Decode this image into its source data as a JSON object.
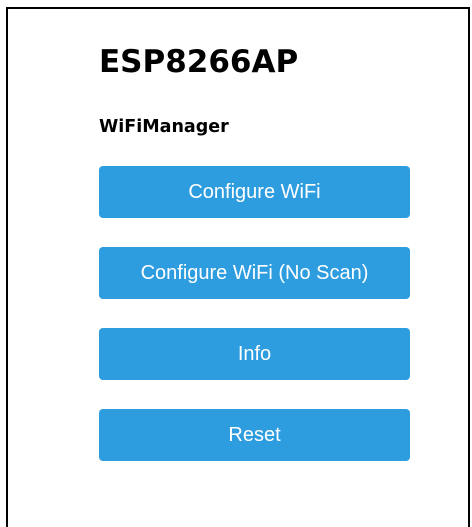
{
  "page": {
    "title": "ESP8266AP",
    "subtitle": "WiFiManager"
  },
  "menu": {
    "buttons": [
      {
        "label": "Configure WiFi"
      },
      {
        "label": "Configure WiFi (No Scan)"
      },
      {
        "label": "Info"
      },
      {
        "label": "Reset"
      }
    ]
  },
  "colors": {
    "button_background": "#2d9de0",
    "button_text": "#ffffff",
    "text": "#000000",
    "background": "#ffffff"
  }
}
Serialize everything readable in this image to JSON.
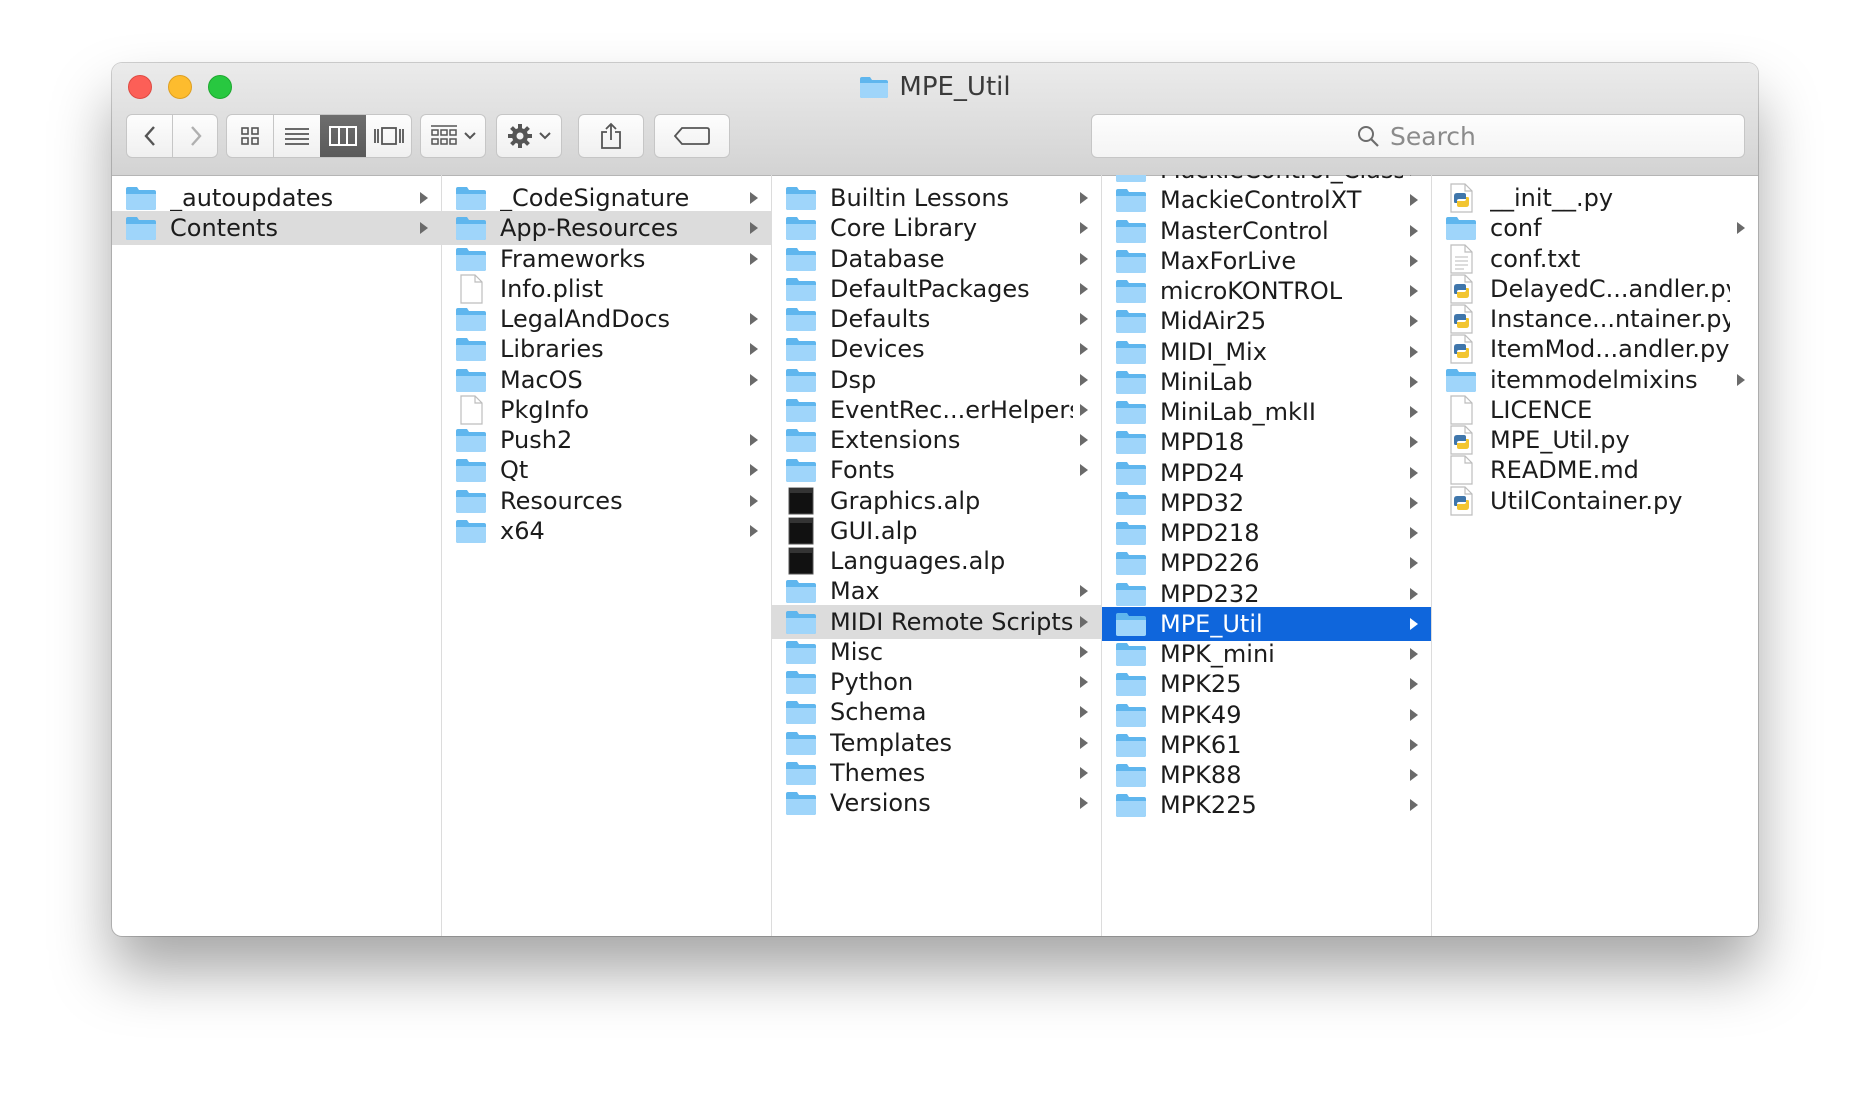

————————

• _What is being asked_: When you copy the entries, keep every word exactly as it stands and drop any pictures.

• _Answer section_:
Decode this image into its source data as a JSON object.
{
  "page": {
    "title": "ESP8266AP",
    "subtitle": "WiFiManager"
  },
  "menu": {
    "buttons": [
      {
        "label": "Configure WiFi"
      },
      {
        "label": "Configure WiFi (No Scan)"
      },
      {
        "label": "Info"
      },
      {
        "label": "Reset"
      }
    ]
  },
  "colors": {
    "button_background": "#2d9de0",
    "button_text": "#ffffff",
    "text": "#000000",
    "background": "#ffffff"
  }
}
Serialize everything readable in this image to JSON.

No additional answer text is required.